My Sunday school experience finally came to an end when I reached eighth grade and it was time for my confirmation. There was this whole big ceremony at the church and I had to pick out a Confirmation name and wear this weird pure white gown. The last Sunday school class came and went and we got confirmed with no real fanfare from me. I got in, kneeled before the bishop, told him peace be with him (I was supposed to say peace be with your spirit), and then BAM, I was officially an adult in the eyes of the church. Ironically, being confirmed is supposed to represent the strengthening of your relationship with God, but for me it pretty much marked the end. So what did I get out of this? Well, for one thing the Confirmation gown I had to wear became an invaluable prop for a number of films I would make with my friends that required some sort of ghost or God character.

On a more serious note when I look back at my time in Sunday school I don’t really feel bitter about it. Sure, I don’t see it as the most effective use of my time back then, but it made my parents happy and I had a pretty good time goofing off with friends. Religion is not a part of my life right now, but that does not mean that I did not get anything out of it. I think that Jesus guy had the right idea. We should be nicer to each other and not be so materialistic and all that good stuff. Actually, it is not really hard to find any number of good stories in the bible, stories that have had a profound effect on me and made me a better person for it. Hell is not so scary to me anymore, either. If God really loves everyone then I think he can deal with me skipping out on going to church, and instead trying to do right by my fellow humans. Whatever happens after life I think that, as long as I was all around a pretty good guy, then God will let me pass through those pearly gates. If there are even gates at all. I have few regrets in life but it definitely would not have killed me to maybe pay attention a little more in Sunday school, if only to make my teacher’s life a little easier. Who knows, there could have been a star student deep inside me just waiting to surface, although knowing myself I would probably have better luck turning water into wine. Even after everything there are still moments where I find myself praying, not directly to god, but just sending my good thoughts to whomever or whatever happens to be listening.
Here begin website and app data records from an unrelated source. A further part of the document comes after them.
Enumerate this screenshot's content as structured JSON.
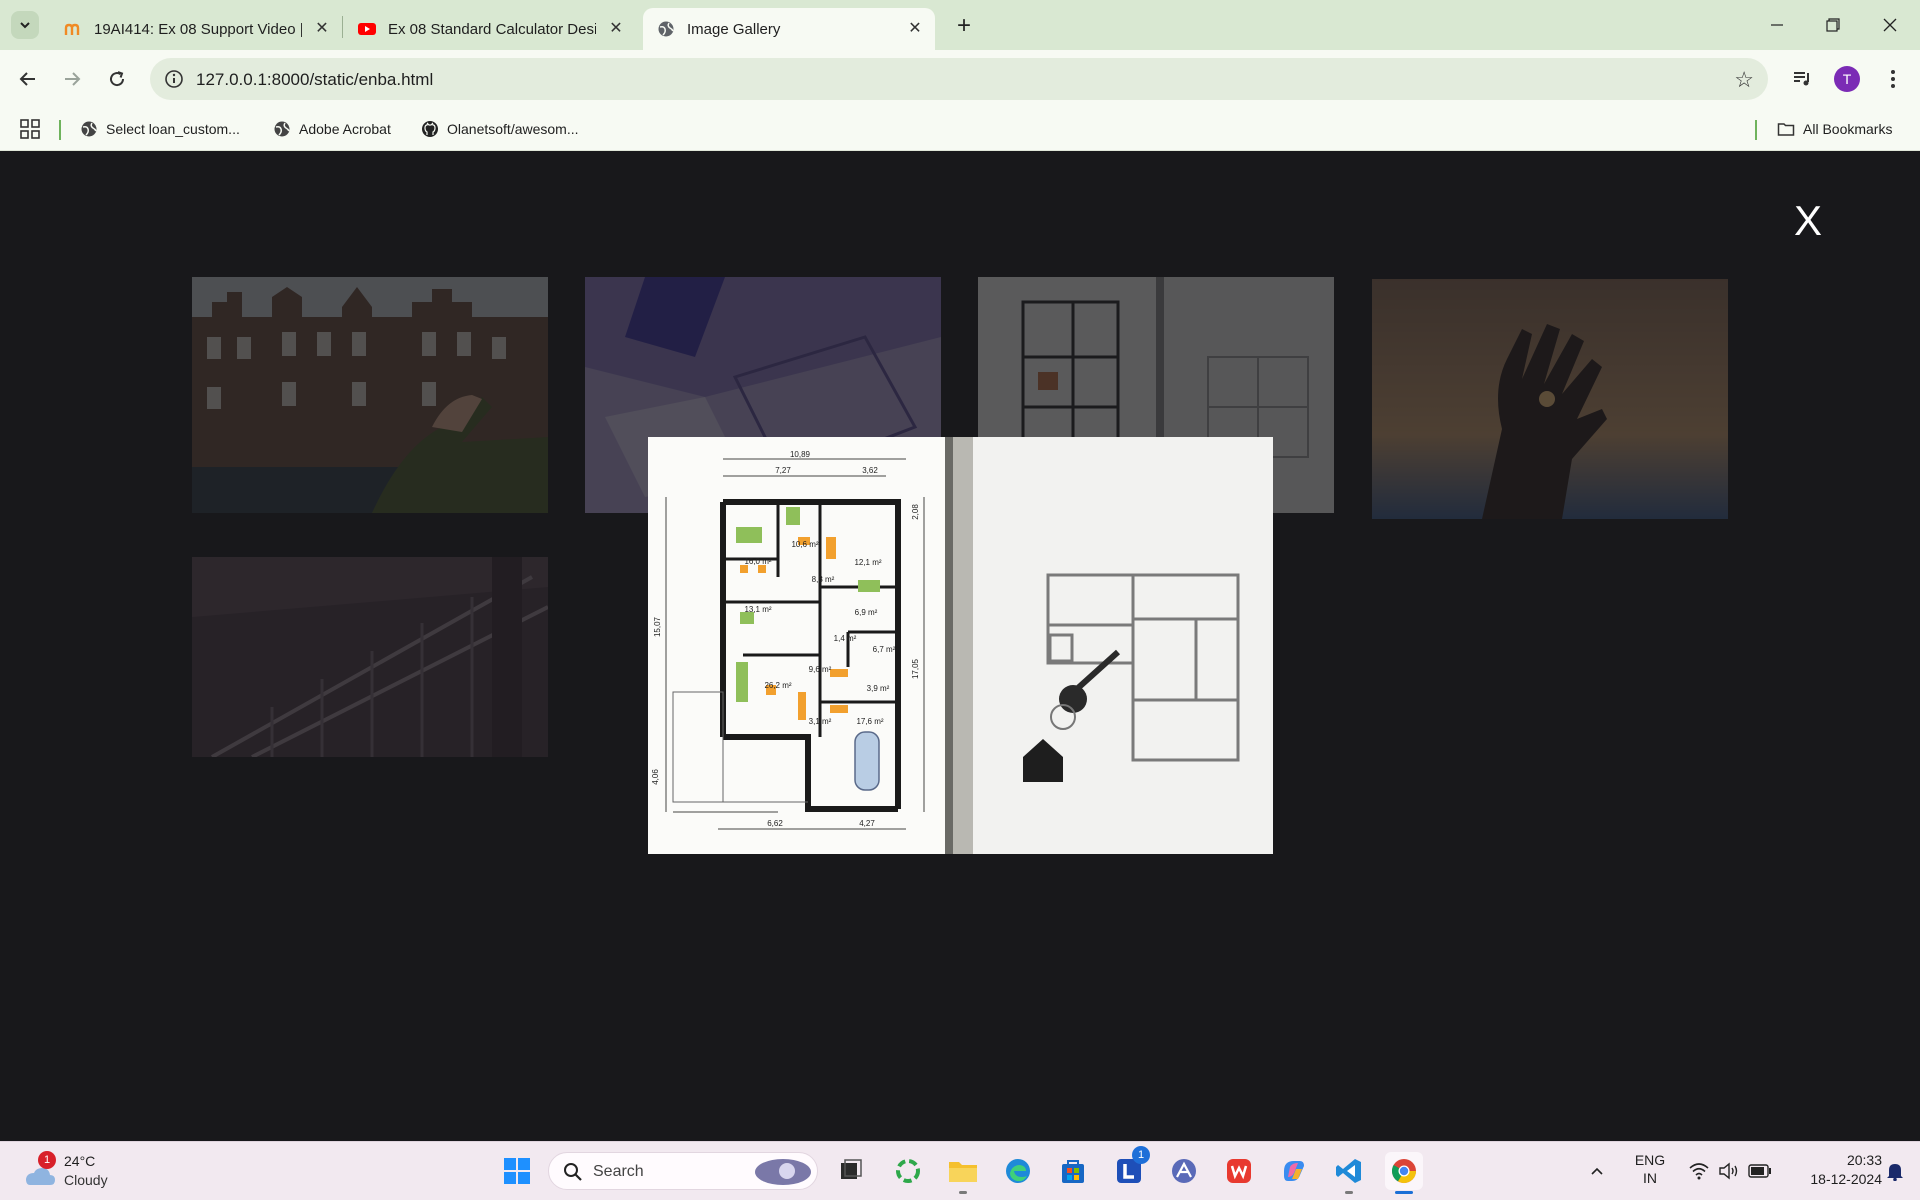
{
  "browser": {
    "tabs": [
      {
        "title": "19AI414: Ex 08 Support Video |",
        "active": false,
        "favicon": "moodle-icon"
      },
      {
        "title": "Ex 08 Standard Calculator Desig",
        "active": false,
        "favicon": "youtube-icon"
      },
      {
        "title": "Image Gallery",
        "active": true,
        "favicon": "globe-icon"
      }
    ],
    "url": "127.0.0.1:8000/static/enba.html",
    "profile_initial": "T",
    "bookmarks": [
      {
        "label": "Select loan_custom...",
        "icon": "globe-icon"
      },
      {
        "label": "Adobe Acrobat",
        "icon": "globe-icon"
      },
      {
        "label": "Olanetsoft/awesom...",
        "icon": "github-icon"
      }
    ],
    "all_bookmarks_label": "All Bookmarks",
    "accent_color": "#d9e8d2"
  },
  "gallery": {
    "close_label": "X",
    "thumbnails": [
      "houses-hand",
      "blueprint-purple",
      "floor-plans",
      "hand-sunset",
      "railing"
    ],
    "lightbox_image": "floor-plan-with-keys"
  },
  "floorplan": {
    "dims_top": [
      "10,89",
      "7,27",
      "3,62"
    ],
    "dims_bottom": [
      "6,62",
      "4,27"
    ],
    "dims_side": [
      "15,07",
      "4,06",
      "17,05",
      "2,08"
    ],
    "rooms": [
      "16,0 m²",
      "10,6 m²",
      "12,1 m²",
      "8,3 m²",
      "13,1 m²",
      "6,9 m²",
      "1,4 m²",
      "6,7 m²",
      "9,6 m²",
      "26,2 m²",
      "3,9 m²",
      "3,1 m²",
      "17,6 m²"
    ]
  },
  "taskbar": {
    "weather": {
      "badge": "1",
      "temp": "24°C",
      "condition": "Cloudy"
    },
    "search_label": "Search",
    "app_badge": "1",
    "lang_top": "ENG",
    "lang_bottom": "IN",
    "time": "20:33",
    "date": "18-12-2024"
  }
}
I always liked the idea of asking for help even when you know no one’s going to answer. That might sound silly but to quote Corinthians 5:7: “We walk by faith, not by sight.”

Brendan Letizia is a freshman majoring in Film at SVA.